Some of us may have had extra difficult lives, or may be going through a trial right now. But none of us can say that there isn’t much to  be thankful for, first to God, from whom all blessings flow, and through whom every good and perfect gift comes. As well as to others, thanking God for them, as well as thanking them for the good they do out of the love and grace that comes from God.

God is love, and in that love has poured out bountiful blessings on the earth, to be shared by all. Let us mark this day, and make it, by God’s grace, a day of giving thanks to him. And simply be with each other, especially practicing that giving of thanks for the little ones to see so that they can come to emulate that themselves.

And above all, may we see this day as a day to pause and reflect, as well as celebrate for ourselves, God’s goodness to us and to the world. In creation and in new creation, in and through Jesus.

Halloween and All Saints Day

I wish I knew the connection better, but like other pagan festival days, the Christians would make holy days (from which we get the word holidays) for the faithful and for a witness. In the case of what we now call Halloween, it was thought to be the night when the dead would visit the homes in which they had lived. And in some cases propitiation to appease any anger was sought from the dead by offerings for blessing as opposed to cursing. Of course contact with the dead in the form of séances is strictly forbidden by scripture. Ouija boards and the like play into this and are not something to be treated lightly, indeed we should avoid all such.

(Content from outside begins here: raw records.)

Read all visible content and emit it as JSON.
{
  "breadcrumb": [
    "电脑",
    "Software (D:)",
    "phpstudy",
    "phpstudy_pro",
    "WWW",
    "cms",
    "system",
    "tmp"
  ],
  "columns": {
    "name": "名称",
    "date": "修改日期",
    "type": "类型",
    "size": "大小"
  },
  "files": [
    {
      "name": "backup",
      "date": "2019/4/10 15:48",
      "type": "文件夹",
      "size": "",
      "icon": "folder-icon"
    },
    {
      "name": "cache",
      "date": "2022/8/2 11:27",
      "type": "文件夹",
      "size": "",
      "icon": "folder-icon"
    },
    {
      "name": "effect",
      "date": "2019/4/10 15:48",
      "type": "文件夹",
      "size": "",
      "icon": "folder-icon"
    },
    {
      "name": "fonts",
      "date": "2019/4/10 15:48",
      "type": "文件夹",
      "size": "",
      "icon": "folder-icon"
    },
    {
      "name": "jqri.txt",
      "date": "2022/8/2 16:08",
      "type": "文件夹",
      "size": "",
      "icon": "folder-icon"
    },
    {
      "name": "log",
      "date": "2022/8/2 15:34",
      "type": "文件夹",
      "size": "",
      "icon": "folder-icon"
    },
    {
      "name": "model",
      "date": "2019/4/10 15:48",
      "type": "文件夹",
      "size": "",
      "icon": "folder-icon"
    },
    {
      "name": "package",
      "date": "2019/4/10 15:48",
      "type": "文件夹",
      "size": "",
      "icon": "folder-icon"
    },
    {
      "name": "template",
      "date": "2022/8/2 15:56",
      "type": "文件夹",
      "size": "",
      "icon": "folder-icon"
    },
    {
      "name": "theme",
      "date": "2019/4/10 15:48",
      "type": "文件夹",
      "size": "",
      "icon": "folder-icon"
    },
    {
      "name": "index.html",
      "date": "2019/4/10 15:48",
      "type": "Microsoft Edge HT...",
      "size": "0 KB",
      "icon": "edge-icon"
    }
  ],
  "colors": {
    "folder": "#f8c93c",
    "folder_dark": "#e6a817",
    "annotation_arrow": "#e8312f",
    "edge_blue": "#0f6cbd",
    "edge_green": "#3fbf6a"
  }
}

There is a power behind it which may show up, and the power is at its core quite ugly and awful.

Christians made the night the eve of “All Saints Day,” a day to honor all of God’s holy people who have been recognized by the church as such. Of course in Christ all are actually saints, or holy and set apart to God. That day is followed by All Souls Day which acknowledges the faith of all the baptized. Christians wanted to make it clear that they did not share in the fear of that night which they called in our words, All Saints Eve (called All Hallows’ Eve by a certain time, cf: “Hallowed be your name” in “The Lord’s/our Father prayer”, see above link). Instead Christians honored the dead in Christ and celebrated their faith through the one who by his death abolished death and brought life and immortality to light through the gospel.

In their witness and in our ongoing witness of Jesus today, we want to make it clear that we have no fear of the dark powers which indeed can be active especially around these specific days. While we respect both the power they have and don’t think for a moment that we ourselves are any match for that, we know that we have the victory over all such through Christ, and through the power of his death and resurrection. We need not tread in fear of such, even as we look forward to the day when all such evil will forever be vanquished and destroyed.

Of course in our enlightened Modernist culture or the ongoing entrenchment of such in what may be a developing Postmodernism, we know better. But in many cultures in the world the reality and powers of such are only too well known. As C. S. Lewis pointed out such powers and especially the Satan behind such are only too happy for people to either see them everywhere or nowhere at all. Instead we need to be aware of their presence and diabolical, deceptive works and of our victory over them in and through the cross of our resurrected Lord and King, Jesus.